▶ _HOW TO COMPLETE THIS TASK_: In the records below, how many lines hold the string "beub"? Give only the number.

▶ _INPUT MATERIAL_:

□ □ □ □ □ □ □

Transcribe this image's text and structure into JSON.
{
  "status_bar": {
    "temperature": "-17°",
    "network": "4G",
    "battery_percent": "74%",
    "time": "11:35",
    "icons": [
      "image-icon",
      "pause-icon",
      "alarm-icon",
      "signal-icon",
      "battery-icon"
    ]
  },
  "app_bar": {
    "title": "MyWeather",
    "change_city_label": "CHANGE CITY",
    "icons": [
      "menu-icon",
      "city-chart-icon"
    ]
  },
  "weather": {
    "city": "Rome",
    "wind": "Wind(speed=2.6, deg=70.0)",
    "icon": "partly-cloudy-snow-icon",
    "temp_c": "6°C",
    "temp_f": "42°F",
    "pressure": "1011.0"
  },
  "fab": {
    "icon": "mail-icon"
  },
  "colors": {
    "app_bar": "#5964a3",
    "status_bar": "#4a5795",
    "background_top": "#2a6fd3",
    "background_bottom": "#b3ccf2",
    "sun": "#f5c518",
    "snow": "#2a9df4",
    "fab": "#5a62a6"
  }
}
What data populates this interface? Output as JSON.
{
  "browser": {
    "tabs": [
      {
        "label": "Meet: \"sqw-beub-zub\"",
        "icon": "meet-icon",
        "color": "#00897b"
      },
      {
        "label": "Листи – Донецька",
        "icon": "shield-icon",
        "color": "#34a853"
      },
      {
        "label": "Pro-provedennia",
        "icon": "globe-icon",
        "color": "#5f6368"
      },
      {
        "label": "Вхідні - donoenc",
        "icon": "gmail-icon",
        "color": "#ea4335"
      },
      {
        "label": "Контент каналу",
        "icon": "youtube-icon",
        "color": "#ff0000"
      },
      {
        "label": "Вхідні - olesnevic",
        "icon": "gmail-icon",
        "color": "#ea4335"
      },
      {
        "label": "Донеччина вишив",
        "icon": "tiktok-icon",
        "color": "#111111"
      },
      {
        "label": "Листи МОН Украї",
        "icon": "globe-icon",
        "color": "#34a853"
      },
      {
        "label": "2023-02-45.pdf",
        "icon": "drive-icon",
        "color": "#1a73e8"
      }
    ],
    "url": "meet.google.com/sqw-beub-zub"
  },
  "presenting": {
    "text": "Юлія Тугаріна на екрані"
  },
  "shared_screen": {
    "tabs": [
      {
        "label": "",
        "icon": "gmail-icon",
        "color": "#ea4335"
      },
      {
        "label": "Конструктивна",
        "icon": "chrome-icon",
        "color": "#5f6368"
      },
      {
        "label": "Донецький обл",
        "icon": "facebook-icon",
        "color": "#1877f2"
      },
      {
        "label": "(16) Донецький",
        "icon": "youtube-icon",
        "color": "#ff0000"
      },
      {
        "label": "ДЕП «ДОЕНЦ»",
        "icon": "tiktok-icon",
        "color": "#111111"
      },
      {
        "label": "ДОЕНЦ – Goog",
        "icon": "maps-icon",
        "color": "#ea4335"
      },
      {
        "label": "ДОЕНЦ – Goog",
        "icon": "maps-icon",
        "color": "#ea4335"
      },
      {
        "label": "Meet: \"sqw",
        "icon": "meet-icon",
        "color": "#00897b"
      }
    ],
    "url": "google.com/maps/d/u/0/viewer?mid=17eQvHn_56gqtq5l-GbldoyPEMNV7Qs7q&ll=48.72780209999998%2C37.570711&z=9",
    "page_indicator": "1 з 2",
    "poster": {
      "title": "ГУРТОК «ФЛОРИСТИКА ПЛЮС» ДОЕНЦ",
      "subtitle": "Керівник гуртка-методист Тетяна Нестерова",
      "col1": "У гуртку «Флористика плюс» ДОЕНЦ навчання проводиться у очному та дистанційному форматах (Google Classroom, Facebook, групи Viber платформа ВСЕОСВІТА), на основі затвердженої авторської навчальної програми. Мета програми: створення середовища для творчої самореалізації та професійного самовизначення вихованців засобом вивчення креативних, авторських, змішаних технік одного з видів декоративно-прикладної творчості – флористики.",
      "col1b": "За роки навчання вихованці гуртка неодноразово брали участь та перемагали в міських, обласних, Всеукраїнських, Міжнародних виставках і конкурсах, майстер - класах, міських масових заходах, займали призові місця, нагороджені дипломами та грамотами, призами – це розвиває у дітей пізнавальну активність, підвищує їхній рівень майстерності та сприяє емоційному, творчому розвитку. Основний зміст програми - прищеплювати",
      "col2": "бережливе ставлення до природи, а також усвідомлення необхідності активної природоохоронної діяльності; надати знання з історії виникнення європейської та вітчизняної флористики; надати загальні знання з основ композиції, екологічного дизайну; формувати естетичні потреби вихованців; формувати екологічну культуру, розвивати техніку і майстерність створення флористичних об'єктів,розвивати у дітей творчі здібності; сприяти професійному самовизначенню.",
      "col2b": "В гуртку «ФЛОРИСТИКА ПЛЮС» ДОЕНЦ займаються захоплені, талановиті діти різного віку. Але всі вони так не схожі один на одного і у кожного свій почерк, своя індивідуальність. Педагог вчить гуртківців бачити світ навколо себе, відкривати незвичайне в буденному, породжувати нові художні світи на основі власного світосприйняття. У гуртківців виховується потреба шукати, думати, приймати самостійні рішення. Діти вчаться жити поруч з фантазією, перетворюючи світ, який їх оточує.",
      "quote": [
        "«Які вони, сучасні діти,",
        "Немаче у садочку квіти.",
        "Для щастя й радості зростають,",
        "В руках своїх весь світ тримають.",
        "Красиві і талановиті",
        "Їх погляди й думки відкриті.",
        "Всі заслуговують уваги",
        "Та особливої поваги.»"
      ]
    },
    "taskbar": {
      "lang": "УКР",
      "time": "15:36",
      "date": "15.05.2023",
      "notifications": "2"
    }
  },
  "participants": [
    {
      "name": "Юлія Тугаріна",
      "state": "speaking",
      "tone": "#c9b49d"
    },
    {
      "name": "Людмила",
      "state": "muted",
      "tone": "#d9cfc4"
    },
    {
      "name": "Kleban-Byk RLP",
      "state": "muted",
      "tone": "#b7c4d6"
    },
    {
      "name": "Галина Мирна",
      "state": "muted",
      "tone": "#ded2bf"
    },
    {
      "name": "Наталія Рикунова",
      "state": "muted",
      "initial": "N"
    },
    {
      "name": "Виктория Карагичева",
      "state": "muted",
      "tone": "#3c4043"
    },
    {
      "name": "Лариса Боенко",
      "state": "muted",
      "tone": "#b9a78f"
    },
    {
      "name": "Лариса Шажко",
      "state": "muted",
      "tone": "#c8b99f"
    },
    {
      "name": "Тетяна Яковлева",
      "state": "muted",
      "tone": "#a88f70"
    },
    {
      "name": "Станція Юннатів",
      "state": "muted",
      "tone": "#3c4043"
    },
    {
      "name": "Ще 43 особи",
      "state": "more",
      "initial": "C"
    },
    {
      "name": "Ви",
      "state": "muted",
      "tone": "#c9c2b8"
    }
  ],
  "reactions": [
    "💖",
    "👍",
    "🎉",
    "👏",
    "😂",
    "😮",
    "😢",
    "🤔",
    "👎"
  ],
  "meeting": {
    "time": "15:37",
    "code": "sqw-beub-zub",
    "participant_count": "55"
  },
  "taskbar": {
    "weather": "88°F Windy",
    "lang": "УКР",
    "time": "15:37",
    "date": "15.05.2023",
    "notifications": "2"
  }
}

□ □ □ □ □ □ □

▶ _RESPONSE TO THIS EXERCISE_: 3